We dove Utila in May 2008. Útila (Isla de Útila) is the third largest of
Honduras' Bay Islands, after Roatán and Guanaja approximately 18 miles (29 km)
from the Honduras mainland port of La Ceiba. The island is just 11 km long and
4 km at its widest, Utila is in a region that marks the
south end of the Mesoamerican Barrier Reef System, the second-largest in the
world. The eastern end of the island is capped by a thin veneer of basaltic
volcanic rocks, erupted from several pyroclastic cones including 74 m (243 ft)
Pumpkin Hill which forms the highest point on the island. It has been documented
in history since Columbus' fourth voyage, and currently enjoys growing tourism
with emphasis on recreational diving.
We stayed at the Utila Lodge
. The Lodge
is largely built on a pier and over the water with direct access to the beach. This makes for
easy access to the water, the beach, and a very relaxing night's sleep. The Lodge
also has a Hyperbaric chamber
available in the event of a problem. The meals were done in the buffet style.
The food was simple but delicious. The kitchen was also accommodating and would
would gladly handle requests. The size of the facility encourages camaraderie.
The local town did not feel like a tourist town. It felt safe and the locals were
very welcomming. We did not go out for dinner so we cannot comment on the restaurants.
Utila is one of the destinations one goes to in order to see
, in fact there is
a group of folks who monitor and study the local whale shark population called
The Whale Shark & Oceanic Research Center (WSORC)
They also provide lectures and slide shows fairly regularly which are well worth the time.
Unfortunately, when we were there, there had not been any sighting for the
previous three weeks, and there was no sighting while while we were there. The diving
was rather easy.
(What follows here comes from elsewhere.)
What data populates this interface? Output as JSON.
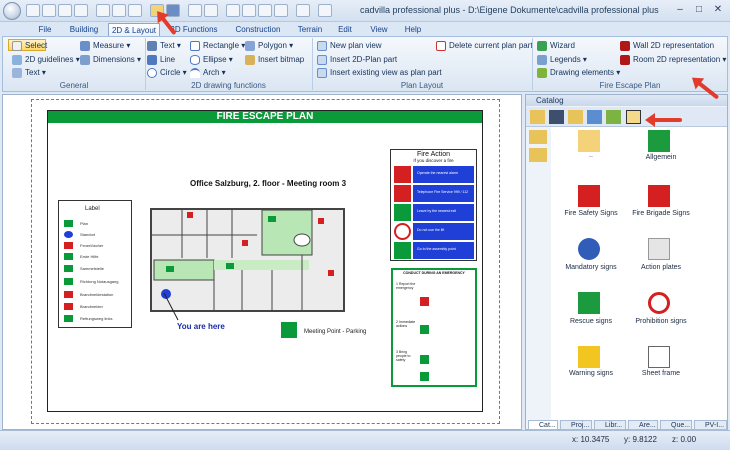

The boat rides were short, and there was plenty to see ranging
from a spotted ray to turtles, to what I referred to as 'Free Range Sea Horses' -
a large number of sea horses swimming free.